Data excerpts

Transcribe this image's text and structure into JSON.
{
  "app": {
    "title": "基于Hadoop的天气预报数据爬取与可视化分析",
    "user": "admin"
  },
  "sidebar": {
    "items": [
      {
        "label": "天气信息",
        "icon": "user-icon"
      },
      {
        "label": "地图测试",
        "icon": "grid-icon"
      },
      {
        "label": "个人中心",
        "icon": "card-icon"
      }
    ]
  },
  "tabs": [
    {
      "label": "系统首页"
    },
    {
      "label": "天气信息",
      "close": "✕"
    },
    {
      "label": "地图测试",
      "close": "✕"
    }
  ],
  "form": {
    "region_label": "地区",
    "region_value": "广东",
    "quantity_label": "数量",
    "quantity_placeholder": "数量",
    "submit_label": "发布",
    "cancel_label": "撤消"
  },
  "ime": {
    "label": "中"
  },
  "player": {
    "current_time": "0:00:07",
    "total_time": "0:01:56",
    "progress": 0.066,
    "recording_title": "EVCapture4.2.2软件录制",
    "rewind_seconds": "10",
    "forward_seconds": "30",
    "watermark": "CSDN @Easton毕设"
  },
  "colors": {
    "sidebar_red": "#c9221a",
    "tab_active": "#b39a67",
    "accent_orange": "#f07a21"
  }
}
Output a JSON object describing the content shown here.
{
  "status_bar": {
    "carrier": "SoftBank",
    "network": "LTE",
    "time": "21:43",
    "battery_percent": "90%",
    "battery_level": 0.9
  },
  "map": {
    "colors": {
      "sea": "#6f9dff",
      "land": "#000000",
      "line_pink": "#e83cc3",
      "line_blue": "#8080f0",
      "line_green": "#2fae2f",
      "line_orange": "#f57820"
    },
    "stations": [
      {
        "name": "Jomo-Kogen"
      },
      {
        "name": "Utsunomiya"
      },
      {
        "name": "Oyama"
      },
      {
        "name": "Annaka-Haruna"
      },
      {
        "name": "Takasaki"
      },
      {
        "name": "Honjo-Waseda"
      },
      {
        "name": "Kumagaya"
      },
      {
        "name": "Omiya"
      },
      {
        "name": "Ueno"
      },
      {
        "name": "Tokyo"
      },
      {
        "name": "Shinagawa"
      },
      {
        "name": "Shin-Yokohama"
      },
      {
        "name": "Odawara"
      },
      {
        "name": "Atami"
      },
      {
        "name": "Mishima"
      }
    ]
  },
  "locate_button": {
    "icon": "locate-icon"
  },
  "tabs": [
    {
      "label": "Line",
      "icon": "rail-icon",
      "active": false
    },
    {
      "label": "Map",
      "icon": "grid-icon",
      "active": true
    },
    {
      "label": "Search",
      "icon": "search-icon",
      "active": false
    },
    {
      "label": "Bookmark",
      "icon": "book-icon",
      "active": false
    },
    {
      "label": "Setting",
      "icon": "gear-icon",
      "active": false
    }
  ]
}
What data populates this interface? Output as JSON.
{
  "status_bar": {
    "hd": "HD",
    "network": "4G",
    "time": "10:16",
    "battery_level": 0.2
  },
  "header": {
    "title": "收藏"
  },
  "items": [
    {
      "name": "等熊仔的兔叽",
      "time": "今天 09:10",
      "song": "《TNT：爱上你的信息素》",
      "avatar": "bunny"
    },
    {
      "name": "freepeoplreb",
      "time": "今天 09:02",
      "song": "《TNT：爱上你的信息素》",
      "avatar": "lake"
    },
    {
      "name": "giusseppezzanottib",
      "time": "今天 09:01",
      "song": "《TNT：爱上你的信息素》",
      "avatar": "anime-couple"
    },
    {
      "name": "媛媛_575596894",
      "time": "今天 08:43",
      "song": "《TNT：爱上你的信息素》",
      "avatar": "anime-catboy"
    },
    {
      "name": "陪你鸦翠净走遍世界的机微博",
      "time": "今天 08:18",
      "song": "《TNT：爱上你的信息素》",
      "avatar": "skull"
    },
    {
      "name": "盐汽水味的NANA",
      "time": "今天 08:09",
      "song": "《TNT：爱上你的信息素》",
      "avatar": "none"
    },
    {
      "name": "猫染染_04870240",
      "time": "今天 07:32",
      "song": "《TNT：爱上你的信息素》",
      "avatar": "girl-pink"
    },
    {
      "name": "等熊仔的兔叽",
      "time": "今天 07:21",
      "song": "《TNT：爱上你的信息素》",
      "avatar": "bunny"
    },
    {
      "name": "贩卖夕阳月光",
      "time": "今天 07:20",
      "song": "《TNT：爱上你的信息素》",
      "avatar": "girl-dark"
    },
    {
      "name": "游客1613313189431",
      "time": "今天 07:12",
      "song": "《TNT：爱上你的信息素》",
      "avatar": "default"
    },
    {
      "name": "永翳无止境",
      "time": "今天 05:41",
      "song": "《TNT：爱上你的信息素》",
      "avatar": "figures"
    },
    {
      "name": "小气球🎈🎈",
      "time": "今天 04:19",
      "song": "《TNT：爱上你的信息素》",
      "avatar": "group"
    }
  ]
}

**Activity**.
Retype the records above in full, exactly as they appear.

**Answer box**.
Transcribe this image's text and structure into JSON.
{
  "app": {
    "title": "基于Hadoop的天气预报数据爬取与可视化分析",
    "user": "admin"
  },
  "sidebar": {
    "items": [
      {
        "label": "天气信息",
        "icon": "user-icon"
      },
      {
        "label": "地图测试",
        "icon": "grid-icon"
      },
      {
        "label": "个人中心",
        "icon": "card-icon"
      }
    ]
  },
  "tabs": [
    {
      "label": "系统首页"
    },
    {
      "label": "天气信息",
      "close": "✕"
    },
    {
      "label": "地图测试",
      "close": "✕"
    }
  ],
  "form": {
    "region_label": "地区",
    "region_value": "广东",
    "quantity_label": "数量",
    "quantity_placeholder": "数量",
    "submit_label": "发布",
    "cancel_label": "撤消"
  },
  "ime": {
    "label": "中"
  },
  "player": {
    "current_time": "0:00:07",
    "total_time": "0:01:56",
    "progress": 0.066,
    "recording_title": "EVCapture4.2.2软件录制",
    "rewind_seconds": "10",
    "forward_seconds": "30",
    "watermark": "CSDN @Easton毕设"
  },
  "colors": {
    "sidebar_red": "#c9221a",
    "tab_active": "#b39a67",
    "accent_orange": "#f07a21"
  }
}
Output a JSON object describing the content shown here.
{
  "status_bar": {
    "carrier": "SoftBank",
    "network": "LTE",
    "time": "21:43",
    "battery_percent": "90%",
    "battery_level": 0.9
  },
  "map": {
    "colors": {
      "sea": "#6f9dff",
      "land": "#000000",
      "line_pink": "#e83cc3",
      "line_blue": "#8080f0",
      "line_green": "#2fae2f",
      "line_orange": "#f57820"
    },
    "stations": [
      {
        "name": "Jomo-Kogen"
      },
      {
        "name": "Utsunomiya"
      },
      {
        "name": "Oyama"
      },
      {
        "name": "Annaka-Haruna"
      },
      {
        "name": "Takasaki"
      },
      {
        "name": "Honjo-Waseda"
      },
      {
        "name": "Kumagaya"
      },
      {
        "name": "Omiya"
      },
      {
        "name": "Ueno"
      },
      {
        "name": "Tokyo"
      },
      {
        "name": "Shinagawa"
      },
      {
        "name": "Shin-Yokohama"
      },
      {
        "name": "Odawara"
      },
      {
        "name": "Atami"
      },
      {
        "name": "Mishima"
      }
    ]
  },
  "locate_button": {
    "icon": "locate-icon"
  },
  "tabs": [
    {
      "label": "Line",
      "icon": "rail-icon",
      "active": false
    },
    {
      "label": "Map",
      "icon": "grid-icon",
      "active": true
    },
    {
      "label": "Search",
      "icon": "search-icon",
      "active": false
    },
    {
      "label": "Bookmark",
      "icon": "book-icon",
      "active": false
    },
    {
      "label": "Setting",
      "icon": "gear-icon",
      "active": false
    }
  ]
}
What data populates this interface? Output as JSON.
{
  "status_bar": {
    "hd": "HD",
    "network": "4G",
    "time": "10:16",
    "battery_level": 0.2
  },
  "header": {
    "title": "收藏"
  },
  "items": [
    {
      "name": "等熊仔的兔叽",
      "time": "今天 09:10",
      "song": "《TNT：爱上你的信息素》",
      "avatar": "bunny"
    },
    {
      "name": "freepeoplreb",
      "time": "今天 09:02",
      "song": "《TNT：爱上你的信息素》",
      "avatar": "lake"
    },
    {
      "name": "giusseppezzanottib",
      "time": "今天 09:01",
      "song": "《TNT：爱上你的信息素》",
      "avatar": "anime-couple"
    },
    {
      "name": "媛媛_575596894",
      "time": "今天 08:43",
      "song": "《TNT：爱上你的信息素》",
      "avatar": "anime-catboy"
    },
    {
      "name": "陪你鸦翠净走遍世界的机微博",
      "time": "今天 08:18",
      "song": "《TNT：爱上你的信息素》",
      "avatar": "skull"
    },
    {
      "name": "盐汽水味的NANA",
      "time": "今天 08:09",
      "song": "《TNT：爱上你的信息素》",
      "avatar": "none"
    },
    {
      "name": "猫染染_04870240",
      "time": "今天 07:32",
      "song": "《TNT：爱上你的信息素》",
      "avatar": "girl-pink"
    },
    {
      "name": "等熊仔的兔叽",
      "time": "今天 07:21",
      "song": "《TNT：爱上你的信息素》",
      "avatar": "bunny"
    },
    {
      "name": "贩卖夕阳月光",
      "time": "今天 07:20",
      "song": "《TNT：爱上你的信息素》",
      "avatar": "girl-dark"
    },
    {
      "name": "游客1613313189431",
      "time": "今天 07:12",
      "song": "《TNT：爱上你的信息素》",
      "avatar": "default"
    },
    {
      "name": "永翳无止境",
      "time": "今天 05:41",
      "song": "《TNT：爱上你的信息素》",
      "avatar": "figures"
    },
    {
      "name": "小气球🎈🎈",
      "time": "今天 04:19",
      "song": "《TNT：爱上你的信息素》",
      "avatar": "group"
    }
  ]
}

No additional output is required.